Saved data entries
....

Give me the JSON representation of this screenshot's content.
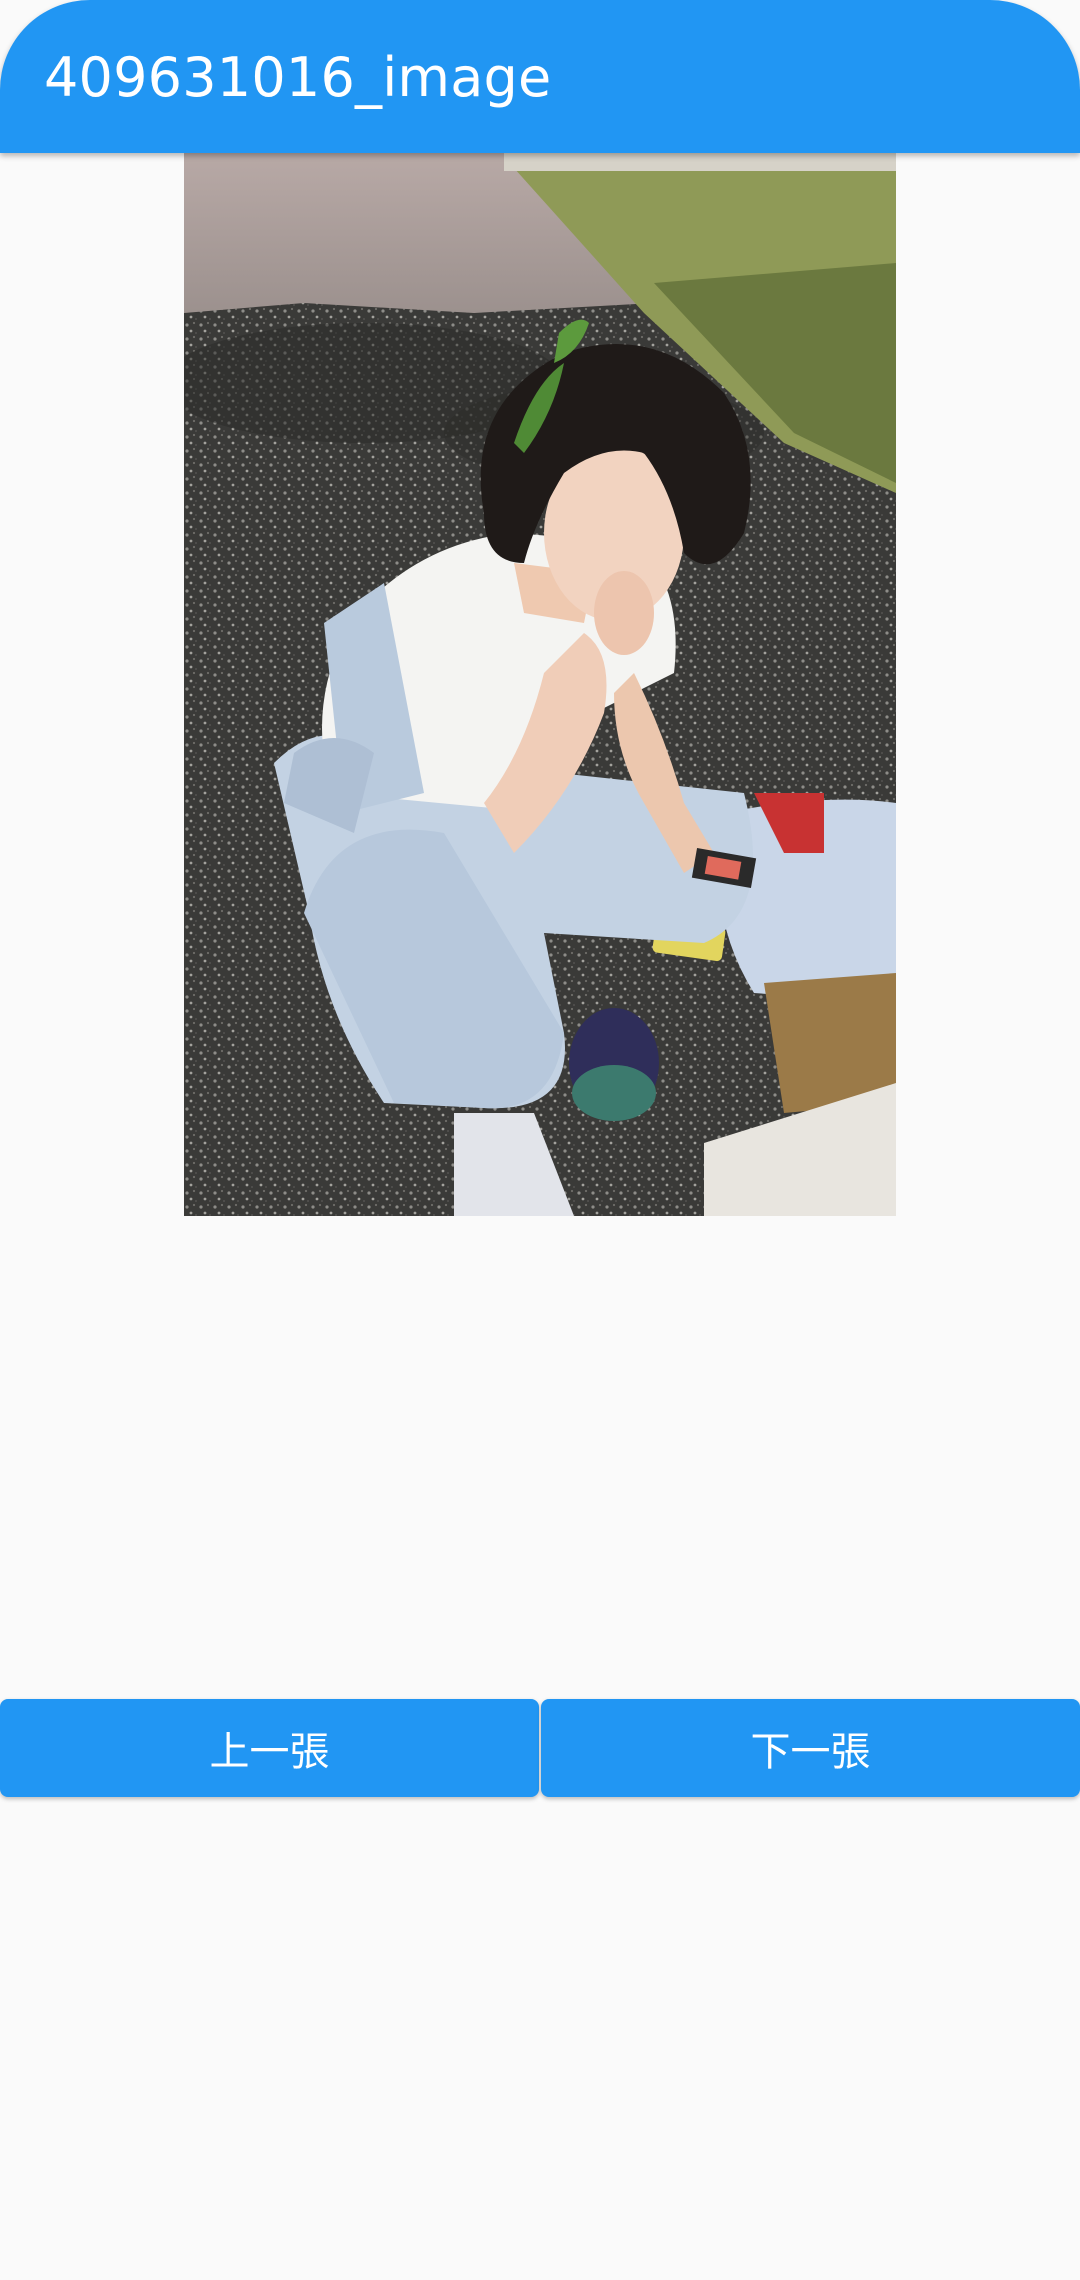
{
  "app_bar": {
    "title": "409631016_image",
    "color": "#2196f3"
  },
  "photo": {
    "icon": "photo-image",
    "description_visible": false
  },
  "buttons": {
    "prev_label": "上一張",
    "next_label": "下一張"
  }
}
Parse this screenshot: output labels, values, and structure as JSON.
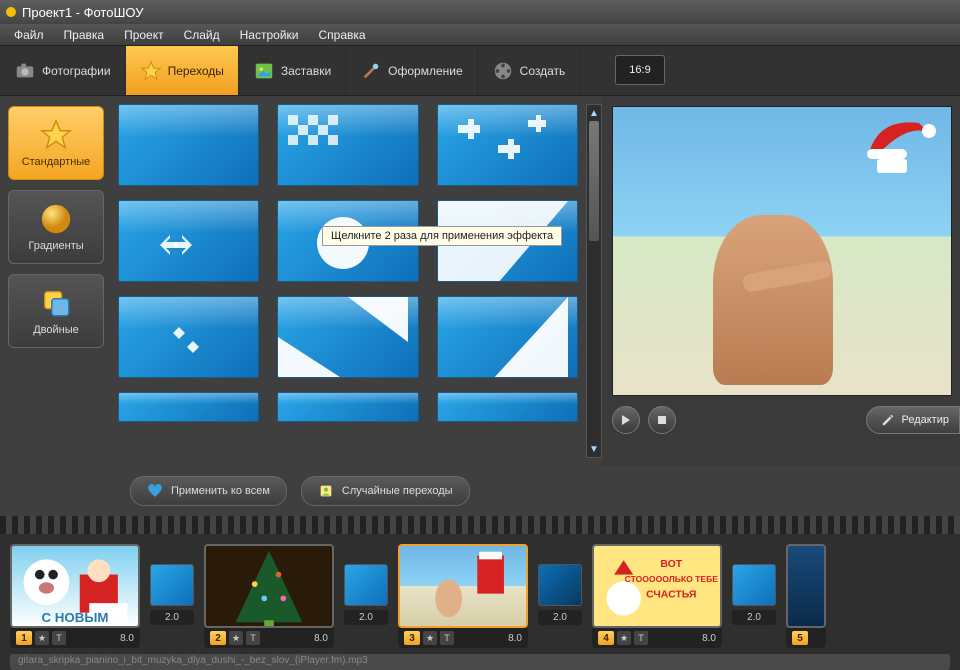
{
  "title": "Проект1 - ФотоШОУ",
  "menu": [
    "Файл",
    "Правка",
    "Проект",
    "Слайд",
    "Настройки",
    "Справка"
  ],
  "tabs": {
    "photos": "Фотографии",
    "transitions": "Переходы",
    "splash": "Заставки",
    "design": "Оформление",
    "create": "Создать"
  },
  "aspect": "16:9",
  "categories": {
    "standard": "Стандартные",
    "gradients": "Градиенты",
    "double": "Двойные"
  },
  "tooltip": "Щелкните 2 раза для применения эффекта",
  "buttons": {
    "apply_all": "Применить ко всем",
    "random": "Случайные переходы",
    "edit": "Редактир"
  },
  "timeline": {
    "slides": [
      {
        "n": "1",
        "dur": "8.0"
      },
      {
        "n": "2",
        "dur": "8.0"
      },
      {
        "n": "3",
        "dur": "8.0"
      },
      {
        "n": "4",
        "dur": "8.0"
      },
      {
        "n": "5",
        "dur": ""
      }
    ],
    "trans_dur": "2.0",
    "audio": "gitara_skripka_pianino_i_bit_muzyka_dlya_dushi_-_bez_slov_(iPlayer.fm).mp3"
  },
  "slide4_text": {
    "l1": "ВОТ",
    "l2": "СТОООООЛЬКО ТЕБЕ",
    "l3": "СЧАСТЬЯ"
  }
}
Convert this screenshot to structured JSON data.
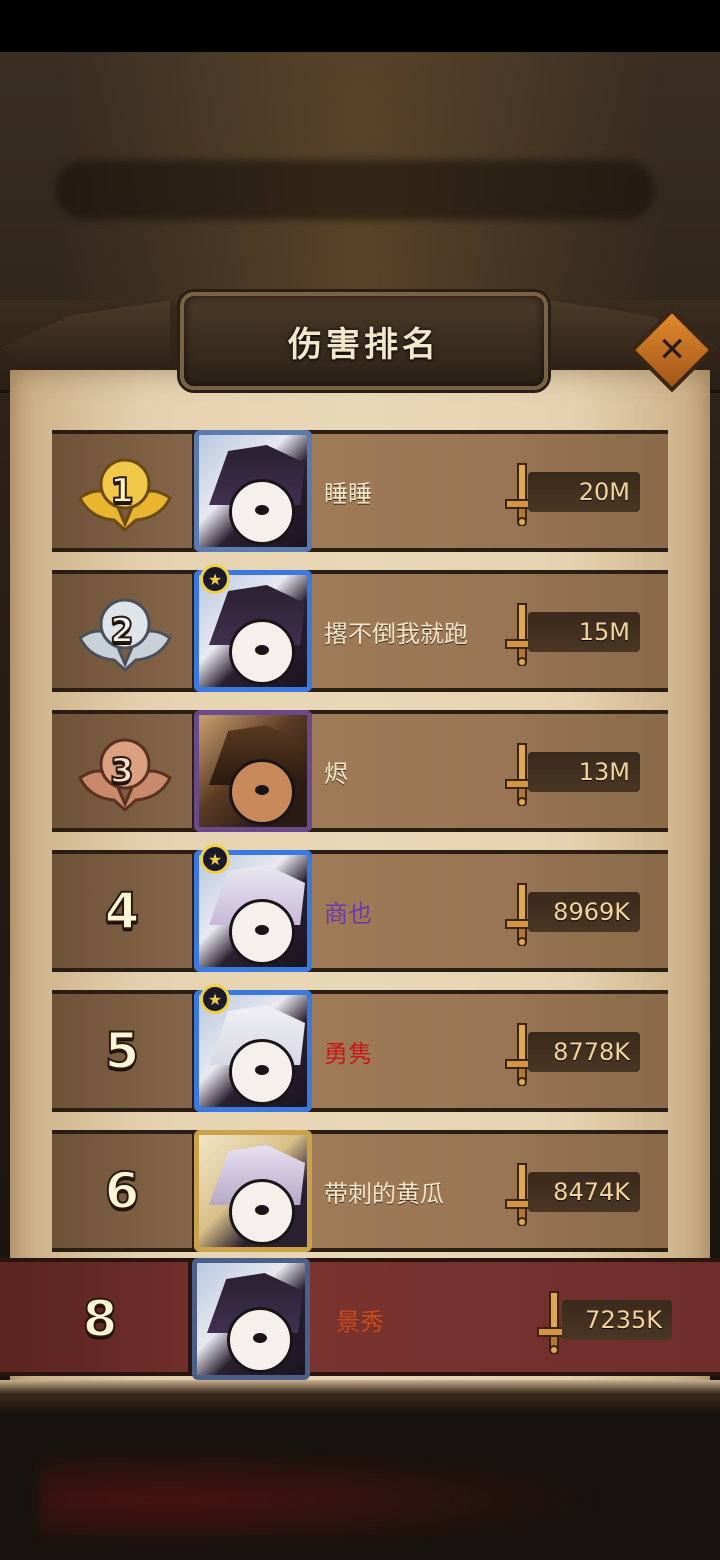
{
  "window": {
    "title": "伤害排名",
    "close_label": "✕"
  },
  "rankings": [
    {
      "rank": "1",
      "name": "睡睡",
      "damage": "20M",
      "name_color": "#f4e6cc",
      "medal": "gold"
    },
    {
      "rank": "2",
      "name": "撂不倒我就跑",
      "damage": "15M",
      "name_color": "#f4e6cc",
      "medal": "silver"
    },
    {
      "rank": "3",
      "name": "烬",
      "damage": "13M",
      "name_color": "#f4e6cc",
      "medal": "bronze"
    },
    {
      "rank": "4",
      "name": "商也",
      "damage": "8969K",
      "name_color": "#6a3aa8"
    },
    {
      "rank": "5",
      "name": "勇隽",
      "damage": "8778K",
      "name_color": "#c81818"
    },
    {
      "rank": "6",
      "name": "带刺的黄瓜",
      "damage": "8474K",
      "name_color": "#f4e6cc"
    }
  ],
  "self": {
    "rank": "8",
    "name": "景秀",
    "damage": "7235K"
  },
  "colors": {
    "gold": "#e9b530",
    "silver": "#c8d0d8",
    "bronze": "#c88a6a",
    "accent": "#e08a2e"
  }
}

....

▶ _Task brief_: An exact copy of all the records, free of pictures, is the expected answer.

▶ _Task response_:
Give me the JSON representation of this screenshot's content.
{
  "app_bar": {
    "title": "409631016_image",
    "color": "#2196f3"
  },
  "photo": {
    "icon": "photo-image",
    "description_visible": false
  },
  "buttons": {
    "prev_label": "上一張",
    "next_label": "下一張"
  }
}
Parse this screenshot: output labels, values, and structure as JSON.
{
  "title": "Проект1 - ФотоШОУ",
  "menu": [
    "Файл",
    "Правка",
    "Проект",
    "Слайд",
    "Настройки",
    "Справка"
  ],
  "tabs": {
    "photos": "Фотографии",
    "transitions": "Переходы",
    "splash": "Заставки",
    "design": "Оформление",
    "create": "Создать"
  },
  "aspect": "16:9",
  "categories": {
    "standard": "Стандартные",
    "gradients": "Градиенты",
    "double": "Двойные"
  },
  "tooltip": "Щелкните 2 раза для применения эффекта",
  "buttons": {
    "apply_all": "Применить ко всем",
    "random": "Случайные переходы",
    "edit": "Редактир"
  },
  "timeline": {
    "slides": [
      {
        "n": "1",
        "dur": "8.0"
      },
      {
        "n": "2",
        "dur": "8.0"
      },
      {
        "n": "3",
        "dur": "8.0"
      },
      {
        "n": "4",
        "dur": "8.0"
      },
      {
        "n": "5",
        "dur": ""
      }
    ],
    "trans_dur": "2.0",
    "audio": "gitara_skripka_pianino_i_bit_muzyka_dlya_dushi_-_bez_slov_(iPlayer.fm).mp3"
  },
  "slide4_text": {
    "l1": "ВОТ",
    "l2": "СТОООООЛЬКО ТЕБЕ",
    "l3": "СЧАСТЬЯ"
  }
}
Convert this screenshot to structured JSON data.
{
  "window": {
    "title": "伤害排名",
    "close_label": "✕"
  },
  "rankings": [
    {
      "rank": "1",
      "name": "睡睡",
      "damage": "20M",
      "name_color": "#f4e6cc",
      "medal": "gold"
    },
    {
      "rank": "2",
      "name": "撂不倒我就跑",
      "damage": "15M",
      "name_color": "#f4e6cc",
      "medal": "silver"
    },
    {
      "rank": "3",
      "name": "烬",
      "damage": "13M",
      "name_color": "#f4e6cc",
      "medal": "bronze"
    },
    {
      "rank": "4",
      "name": "商也",
      "damage": "8969K",
      "name_color": "#6a3aa8"
    },
    {
      "rank": "5",
      "name": "勇隽",
      "damage": "8778K",
      "name_color": "#c81818"
    },
    {
      "rank": "6",
      "name": "带刺的黄瓜",
      "damage": "8474K",
      "name_color": "#f4e6cc"
    }
  ],
  "self": {
    "rank": "8",
    "name": "景秀",
    "damage": "7235K"
  },
  "colors": {
    "gold": "#e9b530",
    "silver": "#c8d0d8",
    "bronze": "#c88a6a",
    "accent": "#e08a2e"
  }
}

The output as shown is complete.